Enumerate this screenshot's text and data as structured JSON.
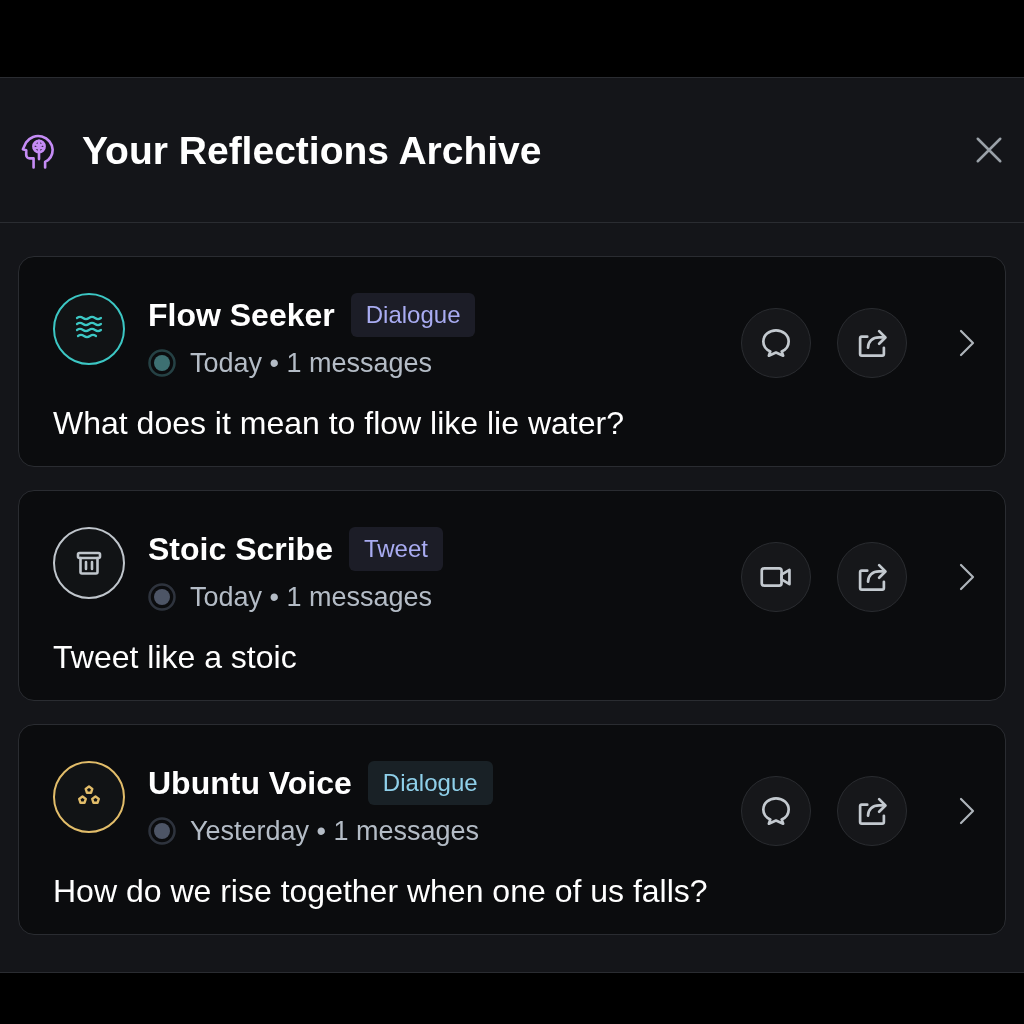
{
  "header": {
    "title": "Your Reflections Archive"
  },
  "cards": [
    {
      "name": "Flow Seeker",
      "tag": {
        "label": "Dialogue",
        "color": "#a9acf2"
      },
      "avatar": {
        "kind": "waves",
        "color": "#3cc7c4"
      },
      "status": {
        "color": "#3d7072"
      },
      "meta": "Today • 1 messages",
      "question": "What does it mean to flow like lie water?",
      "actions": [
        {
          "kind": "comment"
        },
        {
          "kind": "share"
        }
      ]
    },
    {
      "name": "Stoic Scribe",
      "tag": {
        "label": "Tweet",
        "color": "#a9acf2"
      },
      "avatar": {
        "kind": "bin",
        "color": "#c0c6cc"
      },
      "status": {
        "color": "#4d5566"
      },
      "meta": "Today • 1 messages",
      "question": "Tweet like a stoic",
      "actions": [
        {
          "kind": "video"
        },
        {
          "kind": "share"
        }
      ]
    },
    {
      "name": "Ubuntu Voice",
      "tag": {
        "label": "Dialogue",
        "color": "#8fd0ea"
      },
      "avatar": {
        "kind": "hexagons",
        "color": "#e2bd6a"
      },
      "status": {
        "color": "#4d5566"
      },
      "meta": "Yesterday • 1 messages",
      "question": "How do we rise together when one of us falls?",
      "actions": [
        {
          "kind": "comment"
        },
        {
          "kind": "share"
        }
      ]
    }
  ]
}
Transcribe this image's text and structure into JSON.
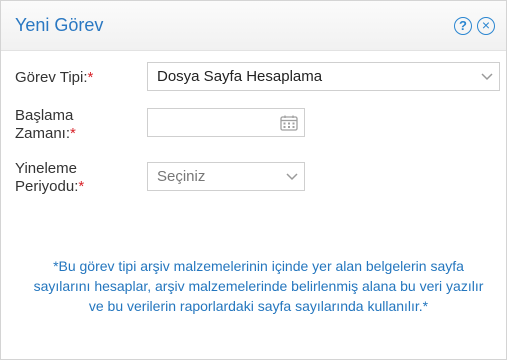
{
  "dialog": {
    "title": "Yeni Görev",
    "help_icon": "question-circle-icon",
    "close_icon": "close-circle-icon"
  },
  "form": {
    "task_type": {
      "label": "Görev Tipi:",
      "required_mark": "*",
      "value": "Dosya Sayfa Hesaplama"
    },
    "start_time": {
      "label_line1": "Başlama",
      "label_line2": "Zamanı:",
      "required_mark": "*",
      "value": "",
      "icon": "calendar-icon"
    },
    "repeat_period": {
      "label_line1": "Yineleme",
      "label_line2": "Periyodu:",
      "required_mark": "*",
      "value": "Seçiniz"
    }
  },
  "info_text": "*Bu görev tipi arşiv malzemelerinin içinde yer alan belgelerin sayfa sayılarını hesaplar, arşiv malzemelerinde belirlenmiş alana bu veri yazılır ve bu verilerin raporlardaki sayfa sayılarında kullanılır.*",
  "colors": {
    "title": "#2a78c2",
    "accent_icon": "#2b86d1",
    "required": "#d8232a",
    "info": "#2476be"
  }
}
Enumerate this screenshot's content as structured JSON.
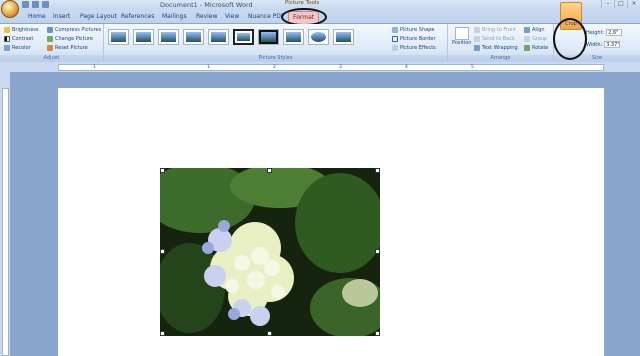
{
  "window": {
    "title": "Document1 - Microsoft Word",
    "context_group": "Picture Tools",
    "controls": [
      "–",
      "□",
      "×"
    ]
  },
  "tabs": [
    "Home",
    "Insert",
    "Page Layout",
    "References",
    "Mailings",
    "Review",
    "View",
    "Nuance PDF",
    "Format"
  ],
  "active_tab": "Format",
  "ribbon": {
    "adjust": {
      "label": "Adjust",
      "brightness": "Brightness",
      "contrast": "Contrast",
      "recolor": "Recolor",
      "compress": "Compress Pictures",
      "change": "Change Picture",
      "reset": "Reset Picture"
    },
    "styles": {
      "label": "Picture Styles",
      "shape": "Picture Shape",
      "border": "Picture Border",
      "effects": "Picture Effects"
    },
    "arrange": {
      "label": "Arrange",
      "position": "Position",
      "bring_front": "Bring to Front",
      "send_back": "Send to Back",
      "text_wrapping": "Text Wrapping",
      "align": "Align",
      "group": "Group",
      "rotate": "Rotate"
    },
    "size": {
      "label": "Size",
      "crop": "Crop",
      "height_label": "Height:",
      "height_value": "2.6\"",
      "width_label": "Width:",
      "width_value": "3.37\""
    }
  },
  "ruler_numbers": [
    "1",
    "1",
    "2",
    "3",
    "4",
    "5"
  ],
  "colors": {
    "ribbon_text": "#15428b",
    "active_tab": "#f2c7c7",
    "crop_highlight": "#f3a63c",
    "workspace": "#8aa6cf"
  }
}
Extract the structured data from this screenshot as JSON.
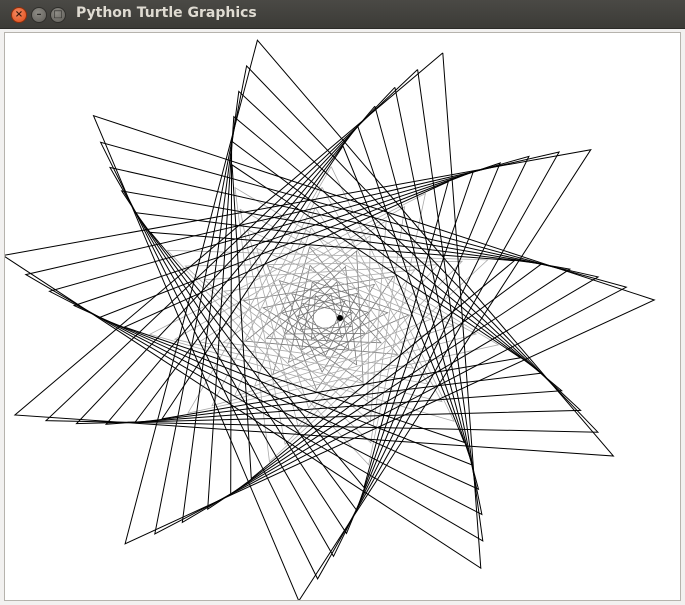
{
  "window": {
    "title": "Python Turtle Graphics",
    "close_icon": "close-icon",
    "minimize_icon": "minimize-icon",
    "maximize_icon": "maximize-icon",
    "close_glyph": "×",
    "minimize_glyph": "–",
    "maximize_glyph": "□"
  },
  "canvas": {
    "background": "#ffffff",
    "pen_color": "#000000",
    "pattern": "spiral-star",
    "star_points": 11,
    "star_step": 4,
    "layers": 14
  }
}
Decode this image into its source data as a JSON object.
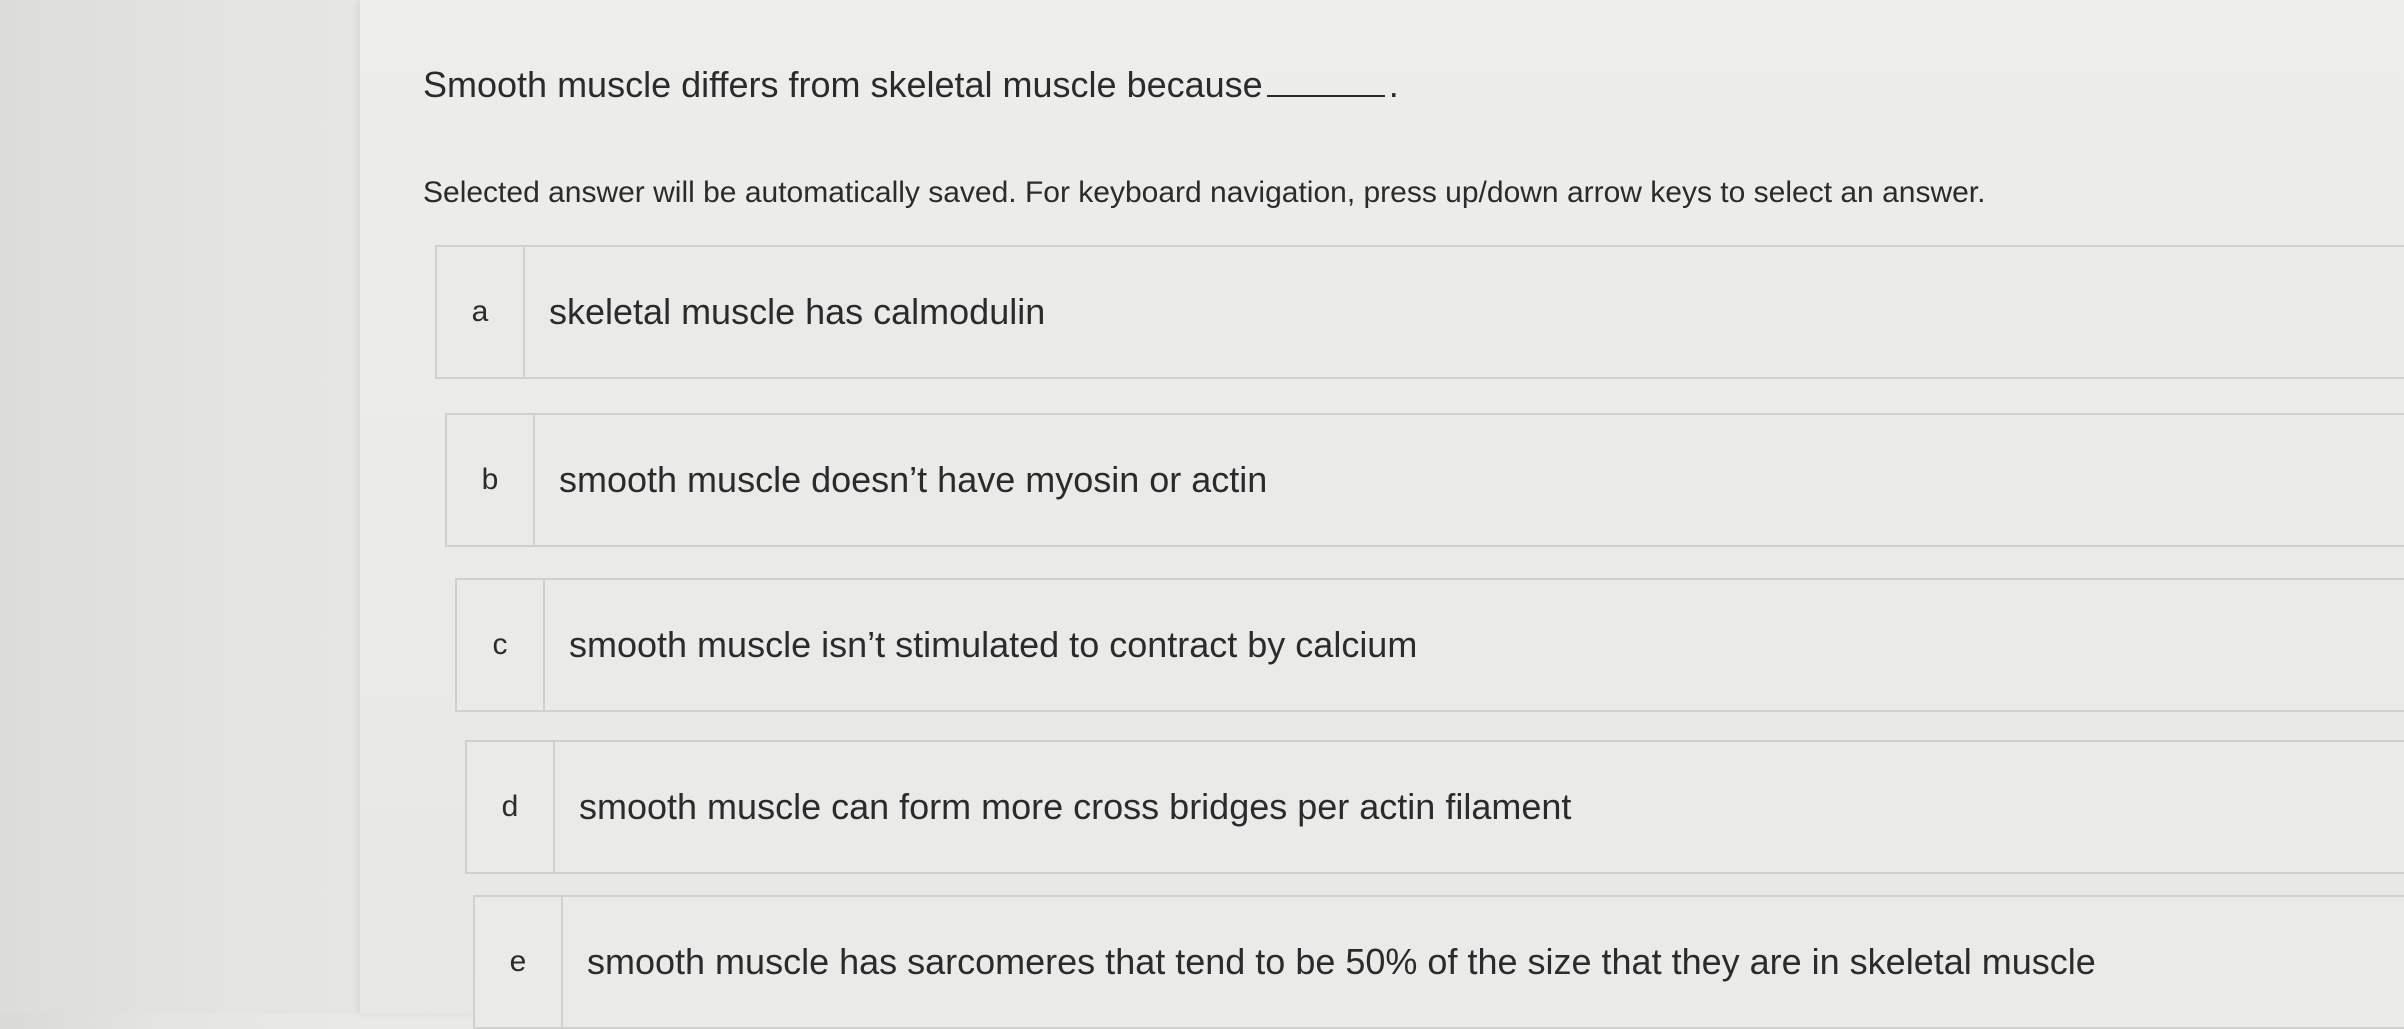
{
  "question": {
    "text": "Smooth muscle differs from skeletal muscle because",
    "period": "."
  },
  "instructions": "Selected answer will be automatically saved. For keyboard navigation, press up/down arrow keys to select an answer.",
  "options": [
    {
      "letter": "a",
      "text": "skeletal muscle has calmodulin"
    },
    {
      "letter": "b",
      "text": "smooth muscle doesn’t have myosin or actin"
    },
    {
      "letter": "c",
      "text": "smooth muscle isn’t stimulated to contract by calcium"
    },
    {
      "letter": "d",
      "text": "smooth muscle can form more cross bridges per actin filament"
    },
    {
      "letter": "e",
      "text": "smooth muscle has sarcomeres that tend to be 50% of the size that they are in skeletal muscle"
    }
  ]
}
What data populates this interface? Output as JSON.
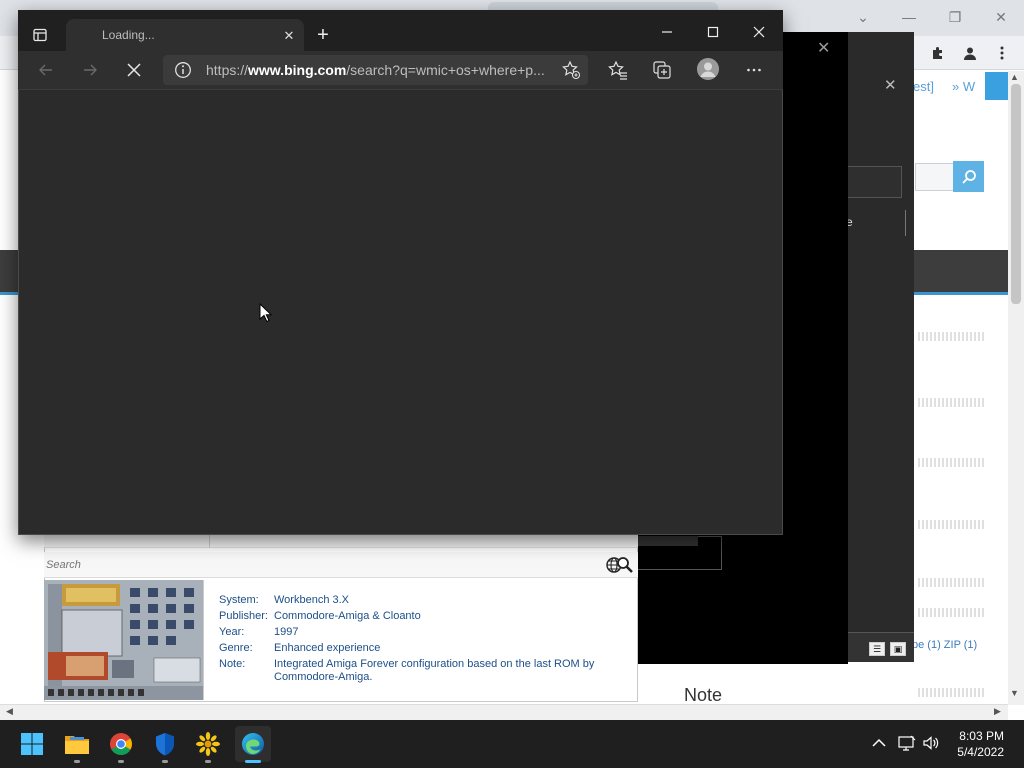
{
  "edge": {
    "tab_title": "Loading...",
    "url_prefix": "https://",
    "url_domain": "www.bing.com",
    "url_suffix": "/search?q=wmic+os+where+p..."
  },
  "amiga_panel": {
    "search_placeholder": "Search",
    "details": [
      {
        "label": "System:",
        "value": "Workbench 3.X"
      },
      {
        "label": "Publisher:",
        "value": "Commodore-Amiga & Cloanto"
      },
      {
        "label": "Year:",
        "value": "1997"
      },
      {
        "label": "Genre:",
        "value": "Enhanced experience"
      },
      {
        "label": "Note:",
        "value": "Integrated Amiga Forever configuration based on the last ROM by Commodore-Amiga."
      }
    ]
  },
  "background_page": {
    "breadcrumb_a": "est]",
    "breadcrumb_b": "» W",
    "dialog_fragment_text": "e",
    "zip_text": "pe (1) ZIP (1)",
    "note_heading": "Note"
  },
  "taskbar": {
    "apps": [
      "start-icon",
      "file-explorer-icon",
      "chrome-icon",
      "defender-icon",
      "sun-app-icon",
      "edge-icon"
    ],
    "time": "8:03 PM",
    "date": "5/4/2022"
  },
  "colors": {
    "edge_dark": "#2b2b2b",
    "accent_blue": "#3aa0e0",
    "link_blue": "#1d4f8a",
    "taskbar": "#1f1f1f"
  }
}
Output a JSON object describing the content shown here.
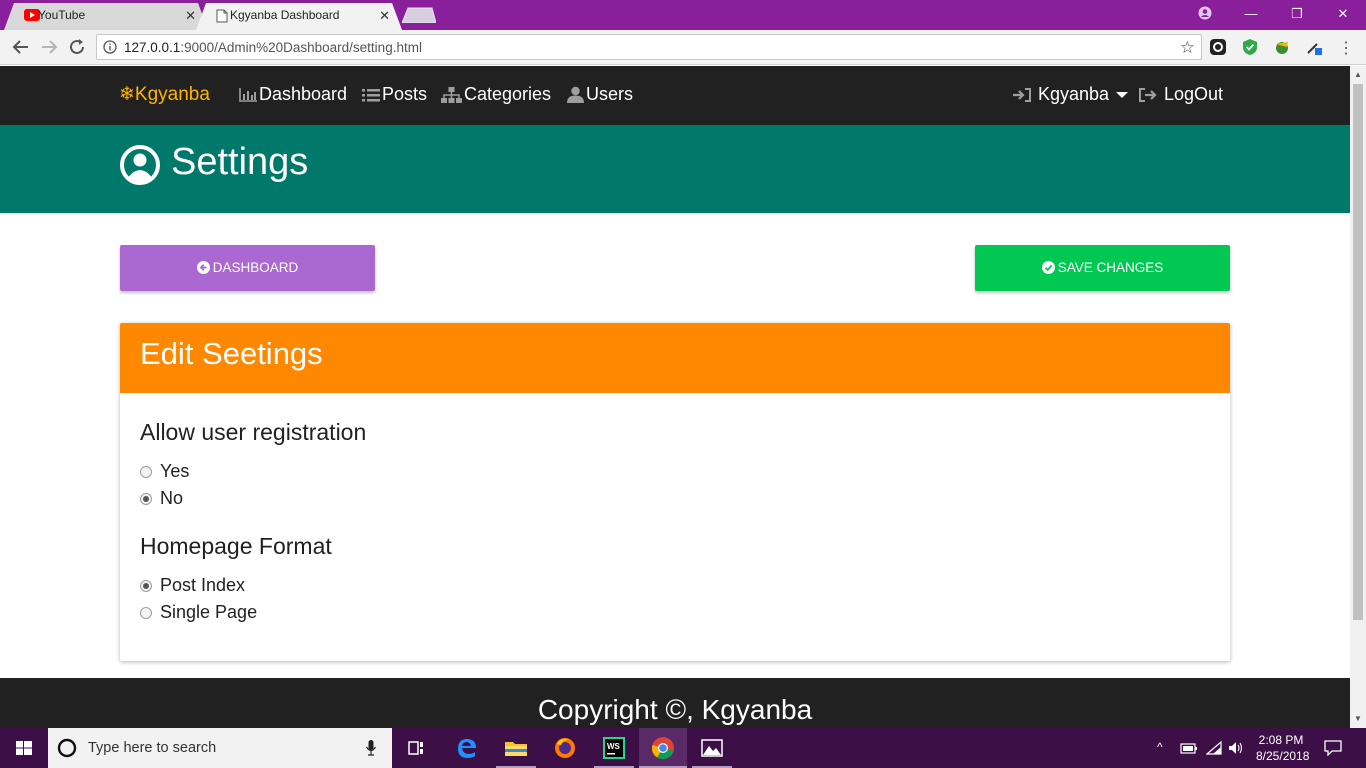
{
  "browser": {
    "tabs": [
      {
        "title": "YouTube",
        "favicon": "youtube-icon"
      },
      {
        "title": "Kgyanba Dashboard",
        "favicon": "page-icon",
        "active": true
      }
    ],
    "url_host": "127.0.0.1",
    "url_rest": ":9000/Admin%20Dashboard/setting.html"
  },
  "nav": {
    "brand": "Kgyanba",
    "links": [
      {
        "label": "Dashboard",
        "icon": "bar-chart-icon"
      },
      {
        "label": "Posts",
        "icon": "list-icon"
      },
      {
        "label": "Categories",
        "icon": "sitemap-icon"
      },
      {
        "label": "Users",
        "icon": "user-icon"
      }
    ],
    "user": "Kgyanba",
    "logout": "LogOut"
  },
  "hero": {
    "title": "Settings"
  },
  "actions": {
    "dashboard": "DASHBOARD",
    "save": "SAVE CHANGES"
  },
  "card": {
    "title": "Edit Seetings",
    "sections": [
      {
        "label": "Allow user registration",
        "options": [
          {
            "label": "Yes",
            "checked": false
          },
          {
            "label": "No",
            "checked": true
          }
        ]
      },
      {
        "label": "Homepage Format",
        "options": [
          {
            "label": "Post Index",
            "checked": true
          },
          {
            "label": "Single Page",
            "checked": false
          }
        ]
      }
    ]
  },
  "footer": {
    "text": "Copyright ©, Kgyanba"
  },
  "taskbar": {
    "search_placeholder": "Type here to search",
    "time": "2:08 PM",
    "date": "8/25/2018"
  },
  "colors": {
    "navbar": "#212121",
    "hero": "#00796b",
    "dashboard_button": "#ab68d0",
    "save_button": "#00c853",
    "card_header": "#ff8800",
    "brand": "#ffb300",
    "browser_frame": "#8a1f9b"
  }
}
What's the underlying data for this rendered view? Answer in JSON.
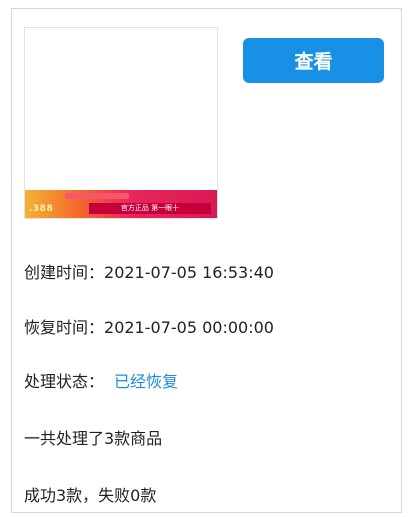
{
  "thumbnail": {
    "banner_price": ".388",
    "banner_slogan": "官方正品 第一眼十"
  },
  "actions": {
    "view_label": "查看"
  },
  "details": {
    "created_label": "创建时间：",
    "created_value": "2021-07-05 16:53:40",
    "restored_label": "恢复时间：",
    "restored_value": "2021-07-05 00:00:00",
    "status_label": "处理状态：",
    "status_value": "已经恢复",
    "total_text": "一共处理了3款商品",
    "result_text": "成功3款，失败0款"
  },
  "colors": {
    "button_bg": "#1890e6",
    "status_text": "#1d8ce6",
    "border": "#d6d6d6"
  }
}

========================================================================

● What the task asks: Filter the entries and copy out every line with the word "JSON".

● Solved problem:
Enumerate this screenshot's text and data as structured JSON.
Transcribe this image's text and structure into JSON.
Enumerate this screenshot's content as structured JSON.
Extract the structured data from this screenshot as JSON.
Decode this image into its source data as a JSON object.
What data populates this interface? Output as JSON.
Output a JSON object describing the content shown here.
What's the underlying data for this rendered view? Answer in JSON.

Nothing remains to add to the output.